- WORK REQUIRED -
When you write the records again, keep every line exactly as it was.

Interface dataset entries
Segment Open
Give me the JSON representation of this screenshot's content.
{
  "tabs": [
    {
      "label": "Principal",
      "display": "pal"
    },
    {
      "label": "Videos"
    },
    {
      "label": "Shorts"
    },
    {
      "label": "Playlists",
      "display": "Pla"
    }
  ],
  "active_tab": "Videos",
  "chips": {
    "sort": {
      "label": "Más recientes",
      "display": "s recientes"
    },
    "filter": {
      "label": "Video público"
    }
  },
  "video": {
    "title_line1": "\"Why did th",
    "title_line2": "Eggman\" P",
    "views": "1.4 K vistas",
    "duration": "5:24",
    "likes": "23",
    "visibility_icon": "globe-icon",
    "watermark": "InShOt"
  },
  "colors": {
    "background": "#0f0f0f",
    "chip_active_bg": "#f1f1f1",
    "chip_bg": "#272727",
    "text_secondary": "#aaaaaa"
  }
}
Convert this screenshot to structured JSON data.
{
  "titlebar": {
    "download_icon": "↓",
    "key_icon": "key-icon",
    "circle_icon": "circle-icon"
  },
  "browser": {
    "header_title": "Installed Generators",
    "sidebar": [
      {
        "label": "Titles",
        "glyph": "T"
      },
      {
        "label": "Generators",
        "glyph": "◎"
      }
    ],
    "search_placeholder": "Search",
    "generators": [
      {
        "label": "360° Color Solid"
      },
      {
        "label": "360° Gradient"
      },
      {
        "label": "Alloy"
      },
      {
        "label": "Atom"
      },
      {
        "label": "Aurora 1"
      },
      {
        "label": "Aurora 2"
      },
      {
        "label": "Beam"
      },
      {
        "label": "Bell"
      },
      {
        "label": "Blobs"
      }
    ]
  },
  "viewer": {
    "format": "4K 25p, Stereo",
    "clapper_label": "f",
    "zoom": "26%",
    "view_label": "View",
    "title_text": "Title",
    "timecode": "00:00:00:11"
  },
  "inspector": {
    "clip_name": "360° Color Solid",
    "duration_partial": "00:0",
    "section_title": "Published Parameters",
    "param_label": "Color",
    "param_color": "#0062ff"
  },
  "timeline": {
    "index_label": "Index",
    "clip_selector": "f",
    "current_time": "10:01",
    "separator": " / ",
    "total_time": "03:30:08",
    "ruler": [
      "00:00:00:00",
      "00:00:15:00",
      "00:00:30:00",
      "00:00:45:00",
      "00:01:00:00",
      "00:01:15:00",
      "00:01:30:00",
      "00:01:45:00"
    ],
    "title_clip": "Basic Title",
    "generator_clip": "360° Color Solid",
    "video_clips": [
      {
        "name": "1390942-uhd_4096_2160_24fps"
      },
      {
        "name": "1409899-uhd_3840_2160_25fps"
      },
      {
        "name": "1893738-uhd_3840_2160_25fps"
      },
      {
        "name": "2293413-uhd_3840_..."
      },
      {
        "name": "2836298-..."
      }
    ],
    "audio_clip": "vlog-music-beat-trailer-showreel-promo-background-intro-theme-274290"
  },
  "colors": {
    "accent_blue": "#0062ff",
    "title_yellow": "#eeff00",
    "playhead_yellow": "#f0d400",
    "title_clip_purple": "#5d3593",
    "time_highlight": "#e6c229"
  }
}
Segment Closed
- ANSWER BOX -
Give me the JSON representation of this screenshot's content.
{
  "tabs": [
    {
      "label": "Principal",
      "display": "pal"
    },
    {
      "label": "Videos"
    },
    {
      "label": "Shorts"
    },
    {
      "label": "Playlists",
      "display": "Pla"
    }
  ],
  "active_tab": "Videos",
  "chips": {
    "sort": {
      "label": "Más recientes",
      "display": "s recientes"
    },
    "filter": {
      "label": "Video público"
    }
  },
  "video": {
    "title_line1": "\"Why did th",
    "title_line2": "Eggman\" P",
    "views": "1.4 K vistas",
    "duration": "5:24",
    "likes": "23",
    "visibility_icon": "globe-icon",
    "watermark": "InShOt"
  },
  "colors": {
    "background": "#0f0f0f",
    "chip_active_bg": "#f1f1f1",
    "chip_bg": "#272727",
    "text_secondary": "#aaaaaa"
  }
}
Convert this screenshot to structured JSON data.
{
  "titlebar": {
    "download_icon": "↓",
    "key_icon": "key-icon",
    "circle_icon": "circle-icon"
  },
  "browser": {
    "header_title": "Installed Generators",
    "sidebar": [
      {
        "label": "Titles",
        "glyph": "T"
      },
      {
        "label": "Generators",
        "glyph": "◎"
      }
    ],
    "search_placeholder": "Search",
    "generators": [
      {
        "label": "360° Color Solid"
      },
      {
        "label": "360° Gradient"
      },
      {
        "label": "Alloy"
      },
      {
        "label": "Atom"
      },
      {
        "label": "Aurora 1"
      },
      {
        "label": "Aurora 2"
      },
      {
        "label": "Beam"
      },
      {
        "label": "Bell"
      },
      {
        "label": "Blobs"
      }
    ]
  },
  "viewer": {
    "format": "4K 25p, Stereo",
    "clapper_label": "f",
    "zoom": "26%",
    "view_label": "View",
    "title_text": "Title",
    "timecode": "00:00:00:11"
  },
  "inspector": {
    "clip_name": "360° Color Solid",
    "duration_partial": "00:0",
    "section_title": "Published Parameters",
    "param_label": "Color",
    "param_color": "#0062ff"
  },
  "timeline": {
    "index_label": "Index",
    "clip_selector": "f",
    "current_time": "10:01",
    "separator": " / ",
    "total_time": "03:30:08",
    "ruler": [
      "00:00:00:00",
      "00:00:15:00",
      "00:00:30:00",
      "00:00:45:00",
      "00:01:00:00",
      "00:01:15:00",
      "00:01:30:00",
      "00:01:45:00"
    ],
    "title_clip": "Basic Title",
    "generator_clip": "360° Color Solid",
    "video_clips": [
      {
        "name": "1390942-uhd_4096_2160_24fps"
      },
      {
        "name": "1409899-uhd_3840_2160_25fps"
      },
      {
        "name": "1893738-uhd_3840_2160_25fps"
      },
      {
        "name": "2293413-uhd_3840_..."
      },
      {
        "name": "2836298-..."
      }
    ],
    "audio_clip": "vlog-music-beat-trailer-showreel-promo-background-intro-theme-274290"
  },
  "colors": {
    "accent_blue": "#0062ff",
    "title_yellow": "#eeff00",
    "playhead_yellow": "#f0d400",
    "title_clip_purple": "#5d3593",
    "time_highlight": "#e6c229"
  }
}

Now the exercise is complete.